The true terror of It Comes at Night is thus not Paul’s brutality in itself, but the horrible thought that Paul’s killings may very well be justified. It’s one thing to endure the psychological pain that comes with fleeing a raging gun man—it quite another to have to both endure this pain and the pain of knowing the gunman is chasing you with justice running by his side.

It Comes at Night is a well-paced story with a good range of characters: many of whom are likeable, but all of whom remain somewhat shrouded in mystery. Viewers in search of a well told, discussion-provoking horror movie should check it out.

 

 

Guy and Madeline on a Park Bench (2009)

Written and Directed by: Damien ChazelleGuy_and_Madeline_on_a_Park_Bench_Theatrical_Poster
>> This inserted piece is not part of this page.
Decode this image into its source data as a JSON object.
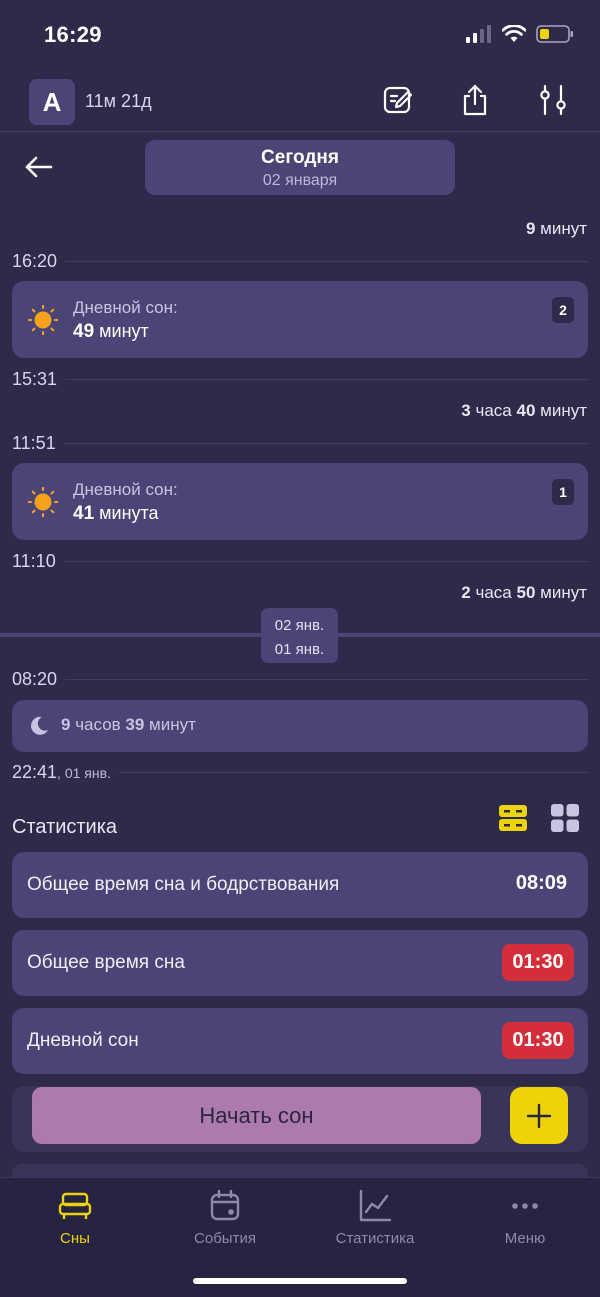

At the time of its release, Guy and Madeline on a Park Bench was compared to (early) Jean-Luc Godard films. Were it released today (and simultaneously still released in 2009), this work would be called the proto-La La Land. As with writer-director Damien Chazelle’s recent breakout, Guy and Madeline is a musical-ish simple love story that pays homage to jazz. If you take La La Land, take out the color (literally), take out the theatre-story-line, and take out the latter film’s most intense emotional and introspective moments, you get Guy and Madeline.

 

During the lead up to Moonlight’s almost-denied-victory at the 2017 Oscars, La La Land was portrayed by some as predictable-white-nostalgia, in contrast to Moonlight’s conscientious brilliance. While, broadly speaking, this was a fair point to make from a critical-race perspective, it’s not a great way of understanding La La Land, a film that has less of a message or an ideology, than its critics make it out to have. La La Land, is not so much a story as a moving sculpture: a diorama of dazzling dance numbers set against Hollywood stars navigated by characters exploring a variety of jazz and Broadway sounds, while participating in a love story that is just nuanced enough to be interesting.

 

This understanding of La La Land is reinforced by Guy and Madeline. La La Land tells a simple, bittersweet love story; Guy and Madeline tells a bittersweet love story that couldn’t be simpler. La La Land featured just enough songs to be considered (by some, not me) a musical, rather than a quirky film with random musical outbreaks; Guy and Madeline drifts even further from the “musical” label, featuring numerous songs that feed the film’s jazz aesthetic, but do not directly forward its plot.

 

The (non-spoiled) story of Guy and Madeline is simple: sometimes there is love, sometimes there is heartache, but there is always jazz (unless you’re that one character who doesn’t appreciate jazz).

 

It would be wrong to say Chazelle’s film making is devoid of nostalgia; a black-and-white film about the popular music of bygone decades certainly fits that bill. But, as with La La Land, Guy and Madeline is not a film you watch to be passionate; it is a film you watch simply to be. It’s a film that casts aside the distraction of color, and, with its constant zoom-ins on the smiles (and grimaces) of its characters, invites viewers to enjoy and share in their simple pleasures (and frustrations). When Guy joyously lists composers, some viewers may hear ordinary dialogue, but others may share in his moment of ambition and passion, recalling their own mundane “adventures” in the world of music fandom.

 

The film’s subtlety makes its highlights easy to miss without a re-watch. The titular scene is silent and brief, but the ordinary role played by Guy’s small, light-colored, trumpet case, makes the scene one of the film’s highlights.

 

Guy and Madeline on a Park Bench is not written to be popular cinema, but it’s not inaccessible: it’s deceptively simple. Viewers looking to “lose their heart in Cincinnati” (or New York, or Boston, viewers will get the reference), or simply study Chazelles small, but excellent, cannon, should check